The toxic effect of a narcissistic leader

2010

They're arrogant, have grandiose visions about their own importance, believe they are special and have unique gifts that others do not, have a sense of entitlement, are exploitive and lack empathy.

If this sound like somebody you work with - or even like your boss- you won't need to be told that people with narcissistic personalities can be a real handful in the workplace because they believe they are better than others.

But the key question is the effect narcissistic leaders have on an organisation. Do they have any positive attributes, or do they always do more harm than good?

That's what organizational psychologist Kathy Schnure has set out to answer in new research that compared ratings of leadership potential for those who have high levels of narcissism to those who show low-to-average levels on the 'narcissism scale'.

She will be presenting her findings at the 25th annual conference of the Society for Industrial and Organizational Psychology April 8-10 in Atlanta GA.

She found those displaying strong narcissistic tendencies - things like exploitation/entitlement, leadership/authority, superiority/arrogance, and self-absorption/self admiration - had a significantly higher rating of potential leadership abilities than those with low-to-average scores.

"Those results would indicate the vision, confidence and pride in their own accomplishments could presumably translate into effective leadership in an organization or team," Schnure said.

On the other hand, while narcissists do gain leadership roles, often based on their charisma and ability to persuade others to accept their point of view, some of the underlying traits, or "dark sides" will eventually surface, preventing any "good" leadership," she added.

According to Timothy Judge, an organizational psychologist at the University of Florida, a primae example of this "dark side" is an overblown sense of self-worth.

"Narcissists are intensely competitive, self-centered, exploitive and exhibitionistic. They tend to surround themselves with supplicants they see as inferior. When they are challenged or perceive competition, they often derogate and undermine anyone, even those closest to them, they perceive as threats (and unfortunately, they are vigilant in scanning for threats)," he explained.

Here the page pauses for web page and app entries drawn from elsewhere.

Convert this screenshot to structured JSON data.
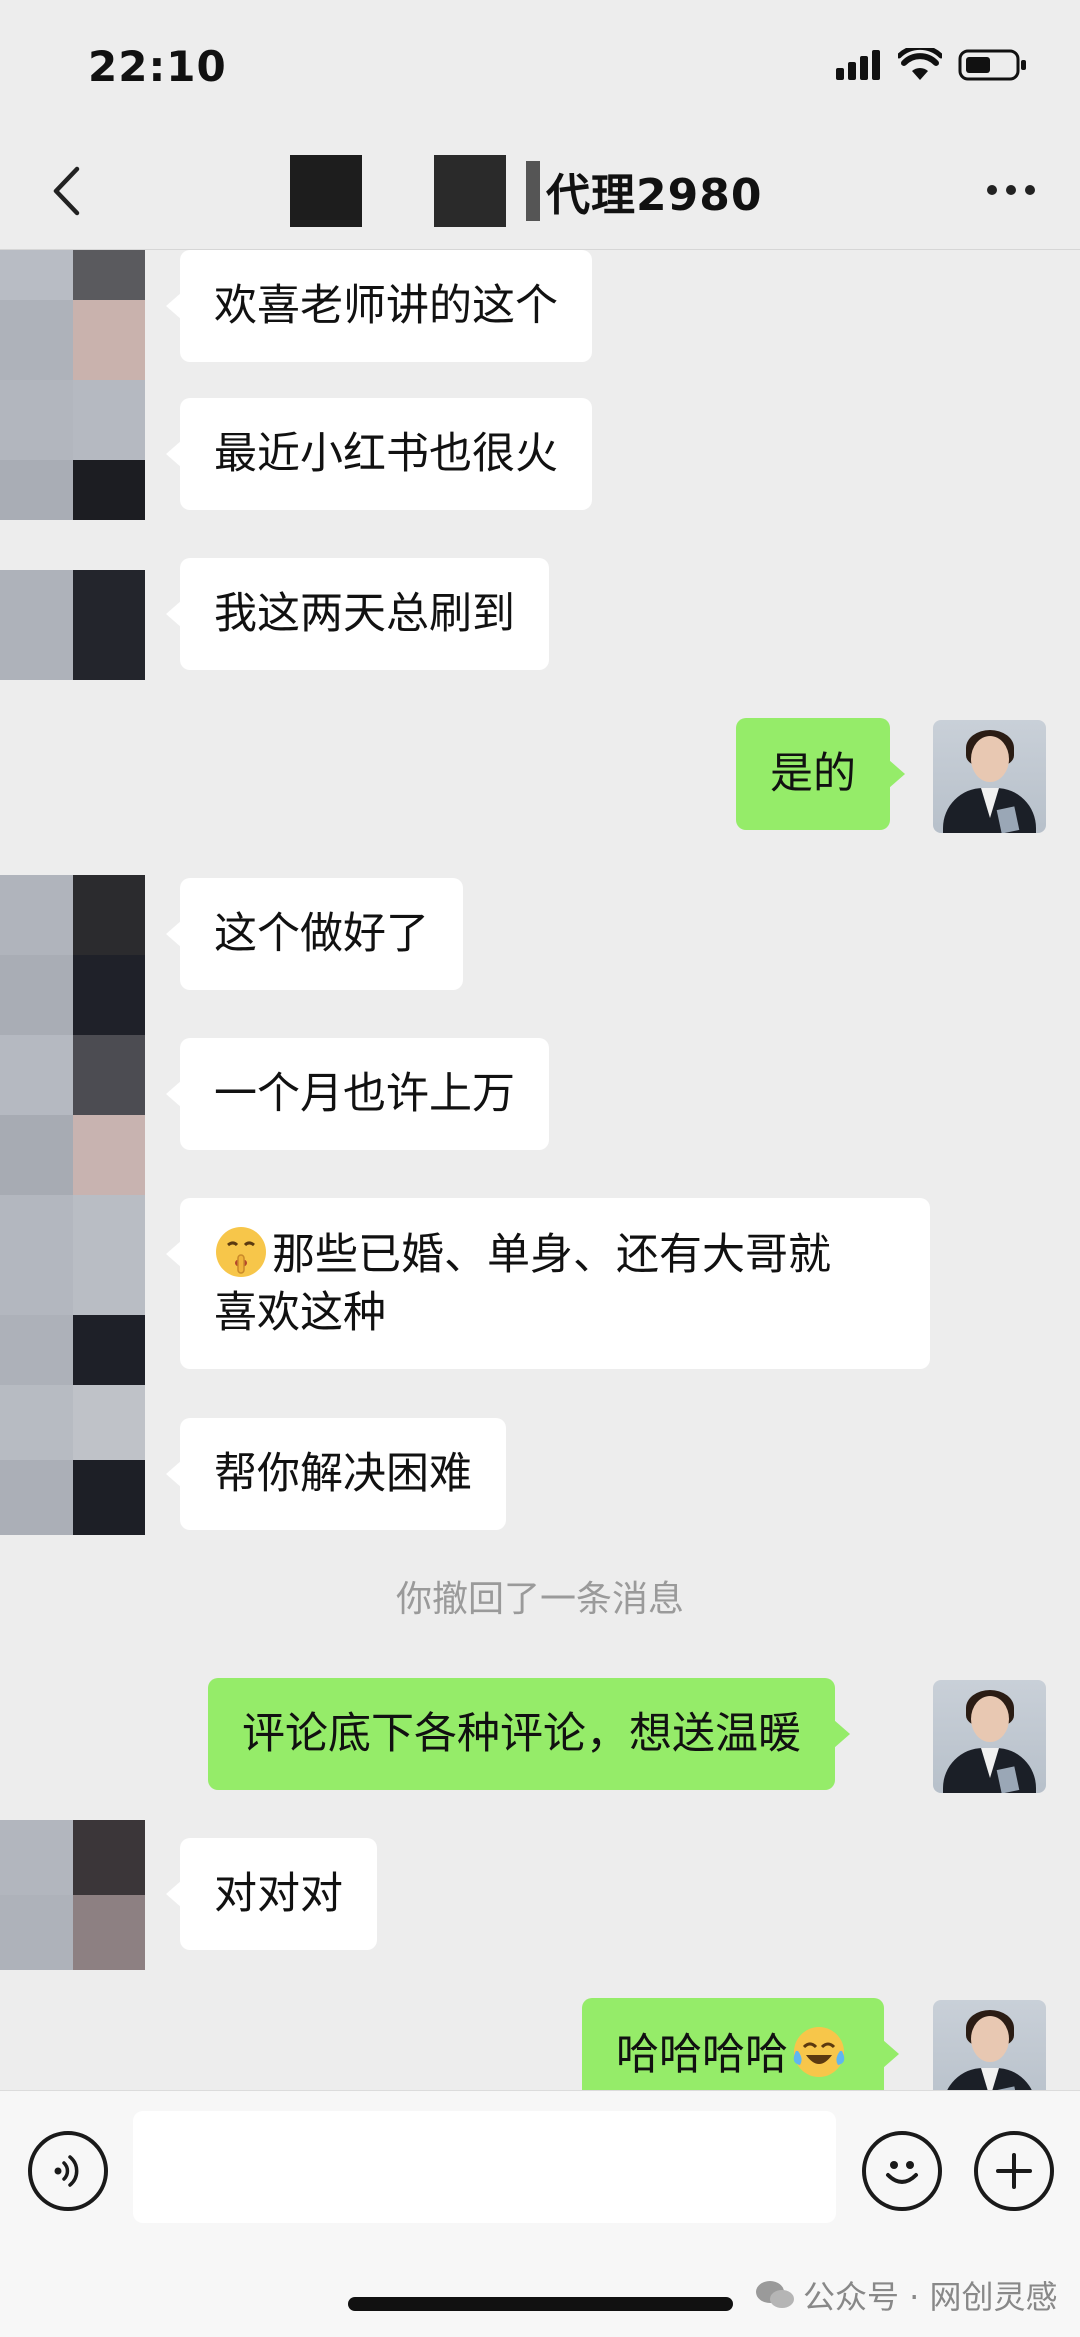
{
  "status_bar": {
    "time": "22:10"
  },
  "nav": {
    "title": "代理2980"
  },
  "messages": [
    {
      "side": "in",
      "text": "欢喜老师讲的这个"
    },
    {
      "side": "in",
      "text": "最近小红书也很火"
    },
    {
      "side": "in",
      "text": "我这两天总刷到"
    },
    {
      "side": "out",
      "text": "是的"
    },
    {
      "side": "in",
      "text": "这个做好了"
    },
    {
      "side": "in",
      "text": "一个月也许上万"
    },
    {
      "side": "in",
      "emoji": "shushing-face-emoji",
      "line1": "那些已婚、单身、还有大哥就",
      "line2": "喜欢这种"
    },
    {
      "side": "in",
      "text": "帮你解决困难"
    },
    {
      "side": "system",
      "text": "你撤回了一条消息"
    },
    {
      "side": "out",
      "text": "评论底下各种评论，想送温暖"
    },
    {
      "side": "in",
      "text": "对对对"
    },
    {
      "side": "out",
      "text": "哈哈哈哈",
      "emoji": "crying-laughing-emoji"
    }
  ],
  "input": {
    "placeholder": ""
  },
  "watermark": {
    "text": "公众号 · 网创灵感"
  },
  "colors": {
    "background": "#ededed",
    "incoming_bubble": "#ffffff",
    "outgoing_bubble": "#95ec69",
    "system_text": "#9a9a9a"
  }
}
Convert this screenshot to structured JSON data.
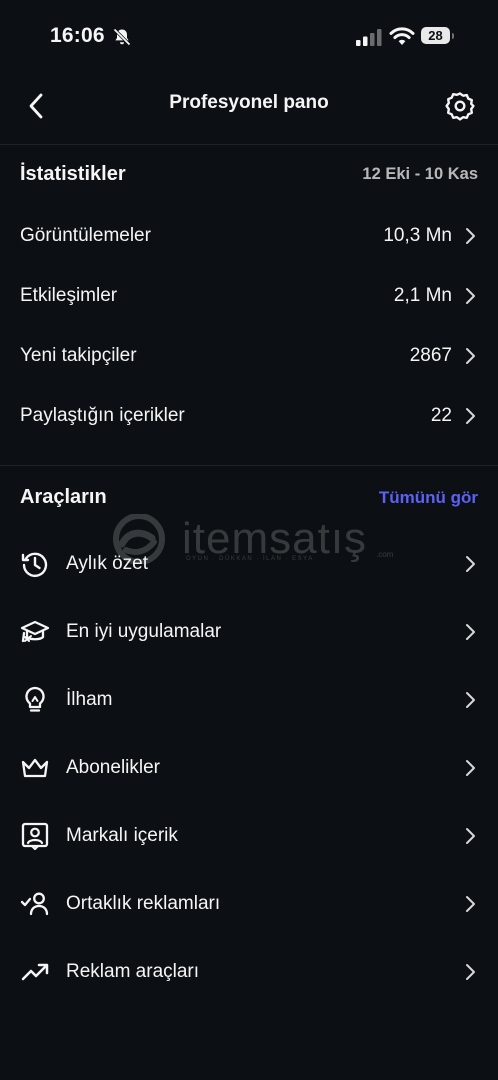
{
  "status_bar": {
    "time": "16:06",
    "battery": "28"
  },
  "header": {
    "title": "Profesyonel pano"
  },
  "stats": {
    "title": "İstatistikler",
    "date_range": "12 Eki - 10 Kas",
    "rows": [
      {
        "label": "Görüntülemeler",
        "value": "10,3 Mn"
      },
      {
        "label": "Etkileşimler",
        "value": "2,1 Mn"
      },
      {
        "label": "Yeni takipçiler",
        "value": "2867"
      },
      {
        "label": "Paylaştığın içerikler",
        "value": "22"
      }
    ]
  },
  "tools": {
    "title": "Araçların",
    "see_all": "Tümünü gör",
    "items": [
      {
        "label": "Aylık özet",
        "icon": "history-icon"
      },
      {
        "label": "En iyi uygulamalar",
        "icon": "graduation-cap-icon"
      },
      {
        "label": "İlham",
        "icon": "lightbulb-icon"
      },
      {
        "label": "Abonelikler",
        "icon": "crown-icon"
      },
      {
        "label": "Markalı içerik",
        "icon": "id-badge-icon"
      },
      {
        "label": "Ortaklık reklamları",
        "icon": "user-check-icon"
      },
      {
        "label": "Reklam araçları",
        "icon": "trending-up-icon"
      }
    ]
  },
  "watermark": {
    "brand": "itemsatış",
    "tagline": "OYUN · DÜKKAN · İLAN · ESYA",
    "domain": ".com"
  },
  "colors": {
    "background": "#0c1014",
    "accent": "#5b61f5",
    "divider": "#1f2328",
    "muted": "#b8b8b8"
  }
}
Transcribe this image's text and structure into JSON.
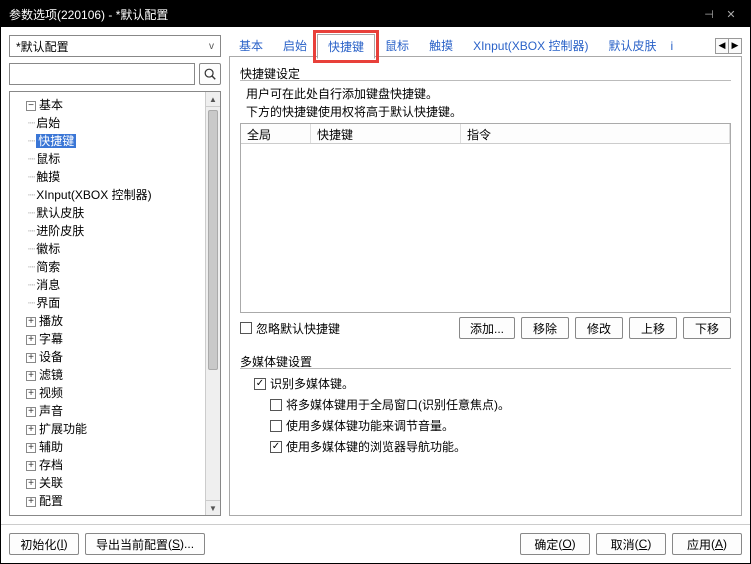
{
  "window": {
    "title": "参数选项(220106) - *默认配置"
  },
  "left": {
    "combo_value": "*默认配置"
  },
  "tree": {
    "root": "基本",
    "children": [
      "启始",
      "快捷键",
      "鼠标",
      "触摸",
      "XInput(XBOX 控制器)",
      "默认皮肤",
      "进阶皮肤",
      "徽标",
      "简索",
      "消息",
      "界面"
    ],
    "siblings": [
      "播放",
      "字幕",
      "设备",
      "滤镜",
      "视频",
      "声音",
      "扩展功能",
      "辅助",
      "存档",
      "关联",
      "配置"
    ],
    "selected": "快捷键"
  },
  "tabs": {
    "items": [
      "基本",
      "启始",
      "快捷键",
      "鼠标",
      "触摸",
      "XInput(XBOX 控制器)",
      "默认皮肤"
    ],
    "trailing": "i",
    "active": "快捷键"
  },
  "shortcut_group": {
    "title": "快捷键设定",
    "desc1": "用户可在此处自行添加键盘快捷键。",
    "desc2": "下方的快捷键使用权将高于默认快捷键。",
    "columns": {
      "c1": "全局",
      "c2": "快捷键",
      "c3": "指令"
    },
    "ignore_default": "忽略默认快捷键",
    "btn_add": "添加...",
    "btn_remove": "移除",
    "btn_edit": "修改",
    "btn_up": "上移",
    "btn_down": "下移"
  },
  "media_group": {
    "title": "多媒体键设置",
    "recognize": "识别多媒体键。",
    "global_focus": "将多媒体键用于全局窗口(识别任意焦点)。",
    "adjust_volume": "使用多媒体键功能来调节音量。",
    "browser_nav": "使用多媒体键的浏览器导航功能。",
    "states": {
      "recognize": true,
      "global_focus": false,
      "adjust_volume": false,
      "browser_nav": true
    }
  },
  "footer": {
    "init": "初始化",
    "init_k": "I",
    "export": "导出当前配置",
    "export_k": "S",
    "ok": "确定",
    "ok_k": "O",
    "cancel": "取消",
    "cancel_k": "C",
    "apply": "应用",
    "apply_k": "A"
  }
}
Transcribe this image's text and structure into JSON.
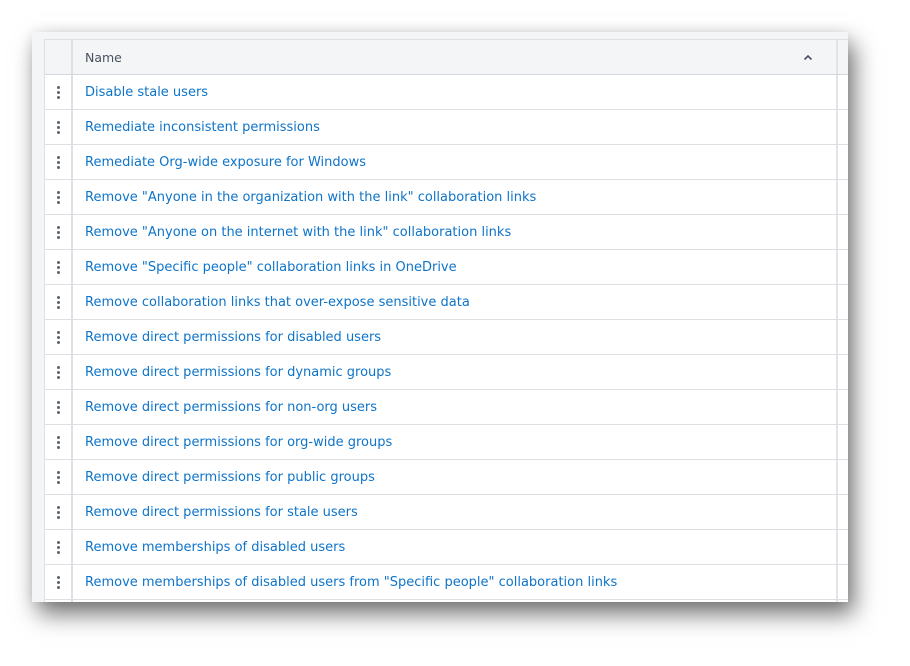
{
  "table": {
    "columns": [
      {
        "label": "Name",
        "sort": "ascending",
        "sort_icon": "chevron-up-icon"
      }
    ],
    "row_menu_icon": "kebab-menu-icon",
    "rows": [
      {
        "name": "Disable stale users"
      },
      {
        "name": "Remediate inconsistent permissions"
      },
      {
        "name": "Remediate Org-wide exposure for Windows"
      },
      {
        "name": "Remove \"Anyone in the organization with the link\" collaboration links"
      },
      {
        "name": "Remove \"Anyone on the internet with the link\" collaboration links"
      },
      {
        "name": "Remove \"Specific people\" collaboration links in OneDrive"
      },
      {
        "name": "Remove collaboration links that over-expose sensitive data"
      },
      {
        "name": "Remove direct permissions for disabled users"
      },
      {
        "name": "Remove direct permissions for dynamic groups"
      },
      {
        "name": "Remove direct permissions for non-org users"
      },
      {
        "name": "Remove direct permissions for org-wide groups"
      },
      {
        "name": "Remove direct permissions for public groups"
      },
      {
        "name": "Remove direct permissions for stale users"
      },
      {
        "name": "Remove memberships of disabled users"
      },
      {
        "name": "Remove memberships of disabled users from \"Specific people\" collaboration links"
      }
    ]
  },
  "colors": {
    "link": "#0e74c9",
    "header_bg": "#f4f5f7",
    "border": "#dcdfe3",
    "header_text": "#4a5260"
  }
}
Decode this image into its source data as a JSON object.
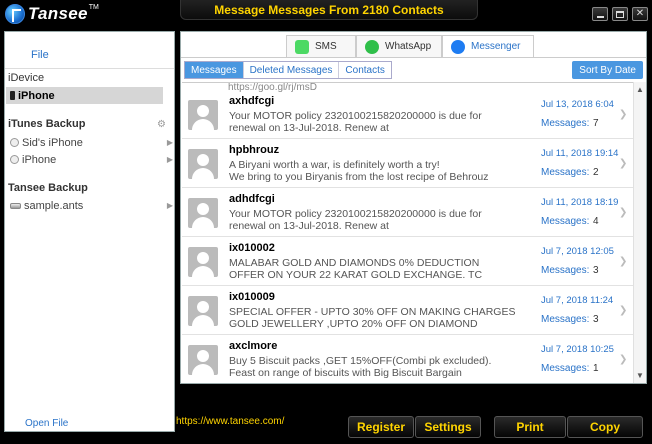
{
  "app": {
    "logo_text": "Tansee",
    "logo_tm": "TM",
    "title": "Message Messages From 2180 Contacts"
  },
  "sidebar": {
    "file_label": "File",
    "idevice_title": "iDevice",
    "iphone_label": "iPhone",
    "itunes_title": "iTunes Backup",
    "backups": [
      "Sid's iPhone",
      "iPhone"
    ],
    "tansee_title": "Tansee Backup",
    "tansee_items": [
      "sample.ants"
    ],
    "open_file": "Open File"
  },
  "tabs": {
    "apps": [
      "SMS",
      "WhatsApp",
      "Messenger"
    ],
    "sub": [
      "Messages",
      "Deleted Messages",
      "Contacts"
    ],
    "sort_label": "Sort By Date"
  },
  "list": {
    "partial_text": "https://goo.gl/rj/msD",
    "messages_label": "Messages:",
    "rows": [
      {
        "sender": "axhdfcgi",
        "line1": "Your MOTOR policy 2320100215820200000 is due for",
        "line2": "renewal on 13-Jul-2018. Renew at",
        "date": "Jul 13, 2018 6:04",
        "count": "7"
      },
      {
        "sender": "hpbhrouz",
        "line1": "A Biryani worth a war, is definitely worth a try!",
        "line2": "We bring to you Biryanis from the lost recipe of Behrouz",
        "date": "Jul 11, 2018 19:14",
        "count": "2"
      },
      {
        "sender": "adhdfcgi",
        "line1": "Your MOTOR policy 2320100215820200000 is due for",
        "line2": "renewal on 13-Jul-2018. Renew at",
        "date": "Jul 11, 2018 18:19",
        "count": "4"
      },
      {
        "sender": "ix010002",
        "line1": "MALABAR GOLD AND DIAMONDS 0% DEDUCTION",
        "line2": "OFFER ON YOUR 22 KARAT GOLD EXCHANGE. TC",
        "date": "Jul 7, 2018 12:05",
        "count": "3"
      },
      {
        "sender": "ix010009",
        "line1": "SPECIAL OFFER - UPTO 30% OFF ON MAKING CHARGES",
        "line2": "GOLD JEWELLERY ,UPTO 20% OFF ON DIAMOND",
        "date": "Jul 7, 2018 11:24",
        "count": "3"
      },
      {
        "sender": "axclmore",
        "line1": "Buy 5 Biscuit packs ,GET 15%OFF(Combi pk excluded).",
        "line2": "Feast on range of biscuits with Big Biscuit Bargain",
        "date": "Jul 7, 2018 10:25",
        "count": "1"
      }
    ]
  },
  "footer": {
    "url": "https://www.tansee.com/",
    "buttons": [
      "Register",
      "Settings",
      "Print",
      "Copy"
    ]
  },
  "colors": {
    "accent_blue": "#2a73c8",
    "button_blue": "#4a97e0",
    "title_yellow": "#ffd400"
  }
}
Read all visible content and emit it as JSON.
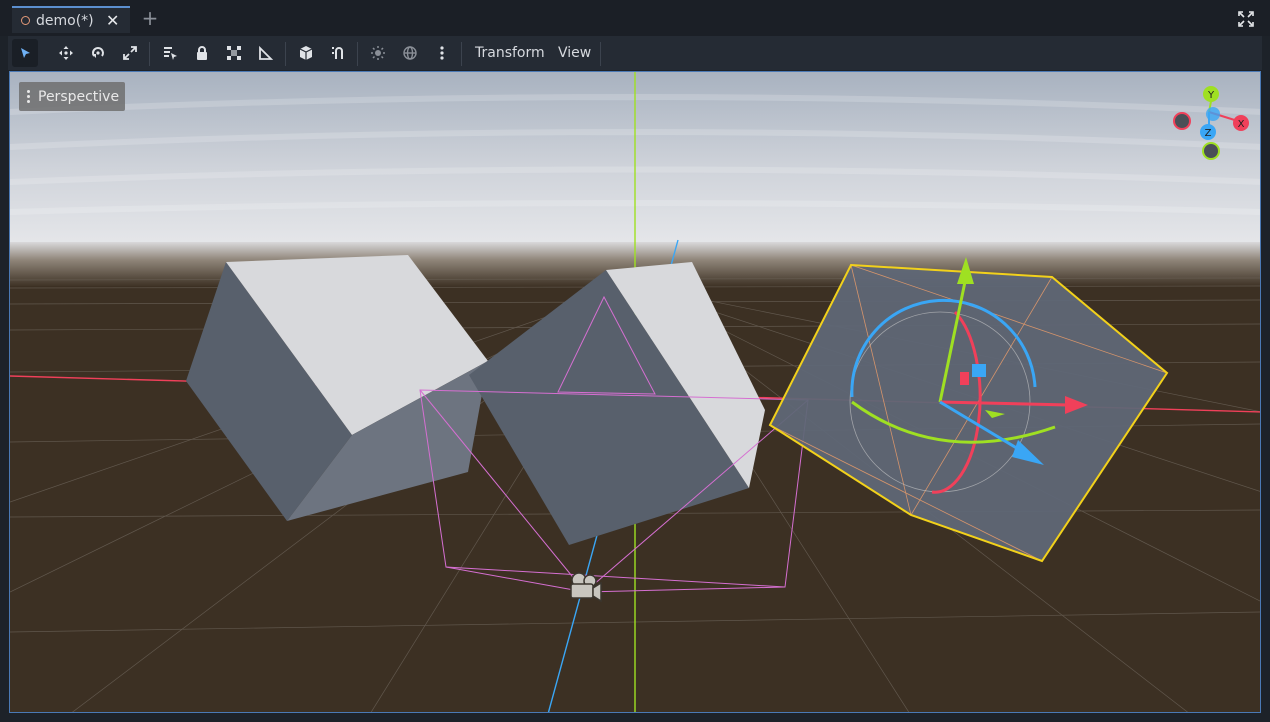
{
  "tabs": {
    "items": [
      {
        "label": "demo(*)",
        "modified": true
      }
    ],
    "new_tab": "+",
    "close_glyph": "✕"
  },
  "toolbar": {
    "tools": [
      {
        "name": "select-tool",
        "icon": "cursor-arrow-icon",
        "active": true
      },
      {
        "name": "move-tool",
        "icon": "move-cross-icon"
      },
      {
        "name": "rotate-tool",
        "icon": "rotate-icon"
      },
      {
        "name": "scale-tool",
        "icon": "scale-icon"
      },
      {
        "name": "selectable-nodes-tool",
        "icon": "list-select-icon"
      },
      {
        "name": "lock-tool",
        "icon": "lock-icon"
      },
      {
        "name": "group-tool",
        "icon": "group-icon"
      },
      {
        "name": "ruler-tool",
        "icon": "ruler-icon"
      },
      {
        "name": "local-space-tool",
        "icon": "cube-icon"
      },
      {
        "name": "snap-tool",
        "icon": "snap-icon"
      },
      {
        "name": "sun-preview-tool",
        "icon": "sun-icon"
      },
      {
        "name": "environment-preview-tool",
        "icon": "globe-icon"
      },
      {
        "name": "more-options-tool",
        "icon": "vertical-dots-icon"
      }
    ],
    "menus": {
      "transform": "Transform",
      "view": "View"
    }
  },
  "viewport": {
    "view_menu_label": "Perspective",
    "gizmo": {
      "y": "Y",
      "x": "X",
      "z": "Z"
    },
    "colors": {
      "x_axis": "#f0405a",
      "y_axis": "#9fe022",
      "z_axis": "#3aa6f5",
      "selection": "#f2d11b",
      "camera_frustum": "#d56fd1",
      "floor": "#3c3023",
      "sky_top": "#a8b2c0"
    }
  }
}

In contrast, Schnure said, leaders who are charismatic are not necessarily narcissists. "Charismatic leaders are not exploitive; they do not trample others to get what they want. Rather they display empathy toward employees," she added.

So while narcissists do see the big picture and have a strong vision, they are not good at working with others and eventually they become detrimental to the organization.

"They make good figureheads, in part because of their ability to articulate goals and attract people to their way of thinking," Schnure explained.

"But in terms of day to day leadership, they can be toxic with subordinates. That becomes especially apparent after their employees get to know the way the narcissistic leader operates. The favorable first impressions they make are not sustainable over a period of time," she said.

What's more, as other research by Timothy Judge has found, narcissists rarely live up to their high opinions of themselves. They may believe that they are better at their jobs than others, but their colleagues and managers believe that they do an inferior job compared with other employees.

As Kathy Schnure points out, this is a compelling reason why hiring managers should be more aware of this personality trait. While initial appearances may be favorable, they need to do their due diligence before hiring a person with narcissistic tendencies.

"More organizations should attempt to assess narcissism pre-hire or pre-promotion to avoid them," Timothy Judge said. "It's fool's errand to think that narcissism can be corrected as a result of an organizational intervention.

"At best, organizations can try to contain and control a narcissist," he added. However, for hiring mangers it's a case of buyer beware because, as Judge points out, "no small amount of research suggests narcissism is a pretty toxic trait."